A burglary gone wrong in the First Nations reserve of Manawan sends a young Atikamekw man on a journey of self-discovery, in a street-cast, anthropologically minded look at communities rarely given the time of day in fiction features. Made in collaboration with Quebec’s three Atikamekw communities, “Before the Streets” is the brainchild of erstwhile short-film director Chloe Leriche, who writes, directs, edits and produces, making a convincing case for the arrival of a promising new voice. The subject matter and solemn, deferential approach don’t make for an obvious sell to wider audiences, but anyone particularly interested in the latter-day existences of indigenous peoples should make an effort to track it down.
Shawnouk (Rykko Bellemare) is a directionless young man without many prospects. He is uninterested in the few manual laboring jobs available to him, and his home life is dominated by fractious interactions. As too often happens when a macho sense of identity is left to fester without any outlets for meaningful self-expression, Shawnouk is vulnerable to a suggestion that he might assist in petty crime, in this case burgling empty houses allegedly belonging to rich people. When someone pulls a gun at the wrong moment, an accidental shooting is the predictable result.

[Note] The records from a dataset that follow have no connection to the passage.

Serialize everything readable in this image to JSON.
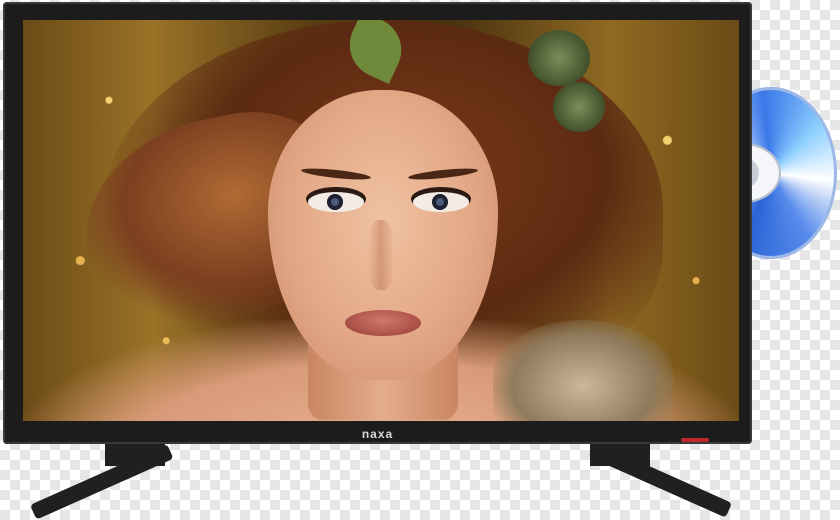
{
  "product": {
    "brand_logo_text": "naxa",
    "disc_type_icon": "dvd-disc-icon"
  },
  "colors": {
    "bezel": "#1c1c1c",
    "power_led": "#c0262a",
    "disc_accent": "#2a63d6"
  }
}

Understandably reluctant to face the music, Shawnouk goes on the run in the forest; thereafter, his emotional arc is essentially one of fear, guilt and, finally, redemption via traditional indigenous means. The film slightly sidesteps the question of whether a Canadian citizen, whatever their heritage, can really absolve themselves of responsibility for an accidental killing by engaging, however sincerely, in an indigenous spiritual cleansing ritual.

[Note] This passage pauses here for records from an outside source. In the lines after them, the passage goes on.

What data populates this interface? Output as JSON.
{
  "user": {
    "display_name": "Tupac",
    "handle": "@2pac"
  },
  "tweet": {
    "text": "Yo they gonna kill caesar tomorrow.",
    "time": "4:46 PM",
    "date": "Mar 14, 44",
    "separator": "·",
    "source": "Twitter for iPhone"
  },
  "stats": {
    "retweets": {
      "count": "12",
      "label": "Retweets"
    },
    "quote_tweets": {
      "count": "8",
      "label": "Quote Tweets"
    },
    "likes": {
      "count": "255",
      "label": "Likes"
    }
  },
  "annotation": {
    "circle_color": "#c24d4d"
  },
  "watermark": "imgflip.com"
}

Leriche displays a Kelly Reichardt-like talent for evoking the straitened conditions of circumscribed lives of limited opportunity, and she and her d.p. Glauco Bermudez seem keen to capture as much of the flavor of modern Atikamekw life as possible. The ephemera of cheap mobile phones and run-down mopeds feature as heavily as the traditional tribal crafts, alongside liberal closeups of dirt under fingernails that wasn’t put there by a makeup department. The cast consists almost entirely of non-professionals from the villages where the film was shot, with the fluid, flexible script reworked to enable the casting of Bellemare’s real-life sister Kwena Bellemare Boivin as his sister on screen.
Notably, this is the first dramatic feature filmed in the Atikamekw varietal of the Algonquian language Cree, and its research credentials are beyond reproach. A little more vigor in the storytelling department would have been desirable, since beyond a couple of dramatic highlights, there is a noticeable lack of narrative forward momentum as the pic unspools.

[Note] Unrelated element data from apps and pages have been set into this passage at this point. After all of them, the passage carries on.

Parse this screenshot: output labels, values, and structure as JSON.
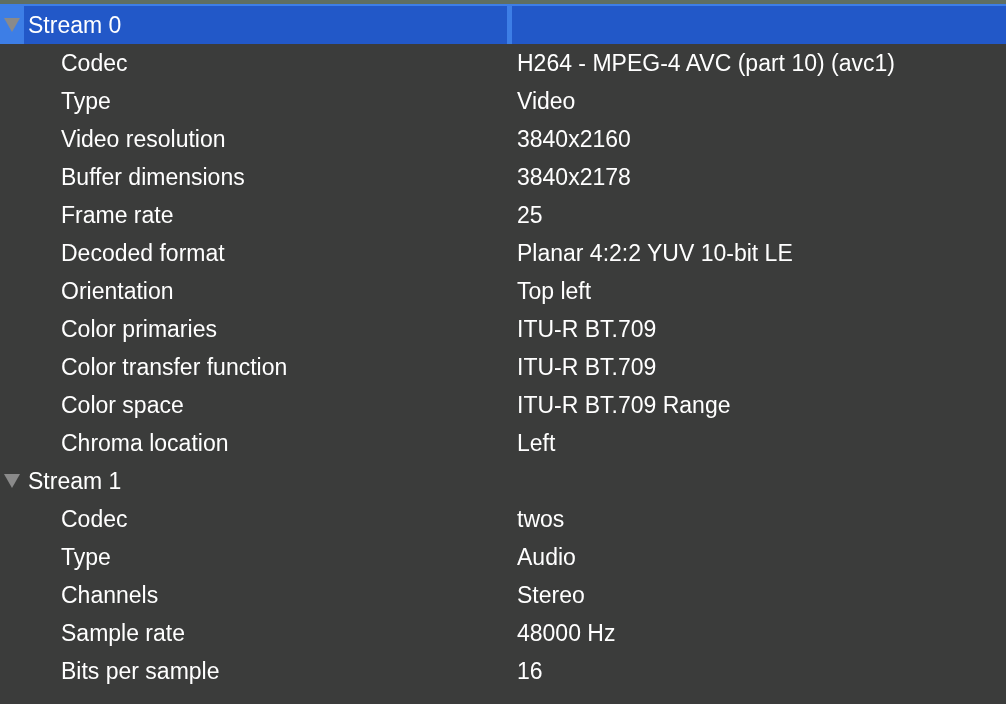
{
  "streams": [
    {
      "title": "Stream 0",
      "expanded": true,
      "selected": true,
      "children": [
        {
          "name": "Codec",
          "value": "H264 - MPEG-4 AVC (part 10) (avc1)"
        },
        {
          "name": "Type",
          "value": "Video"
        },
        {
          "name": "Video resolution",
          "value": "3840x2160"
        },
        {
          "name": "Buffer dimensions",
          "value": "3840x2178"
        },
        {
          "name": "Frame rate",
          "value": "25"
        },
        {
          "name": "Decoded format",
          "value": "Planar 4:2:2 YUV 10-bit LE"
        },
        {
          "name": "Orientation",
          "value": "Top left"
        },
        {
          "name": "Color primaries",
          "value": "ITU-R BT.709"
        },
        {
          "name": "Color transfer function",
          "value": "ITU-R BT.709"
        },
        {
          "name": "Color space",
          "value": "ITU-R BT.709 Range"
        },
        {
          "name": "Chroma location",
          "value": "Left"
        }
      ]
    },
    {
      "title": "Stream 1",
      "expanded": true,
      "selected": false,
      "children": [
        {
          "name": "Codec",
          "value": "twos"
        },
        {
          "name": "Type",
          "value": "Audio"
        },
        {
          "name": "Channels",
          "value": "Stereo"
        },
        {
          "name": "Sample rate",
          "value": "48000 Hz"
        },
        {
          "name": "Bits per sample",
          "value": "16"
        }
      ]
    }
  ]
}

Shot chronologically in 31 days with a crew of about 20, the film boasts impressive tech credits given the resources, with crisp lensing and distinctive, well-mixed sound design. The forest at night is particularly well evoked, with the drill of a woodpecker distinct from the cooing of pigeons, the chirping of insects and the call of an owl.
The pic’s unhurried pacing, reverent tone and naturalistic take on characterization won’t be to everyone’s taste, but as a calling card, this debut should ensure sophomore feature funding for Leriche — look to see her name in future fest brochures, with promotion to higher-profile strands eminently possible as her storytelling matures.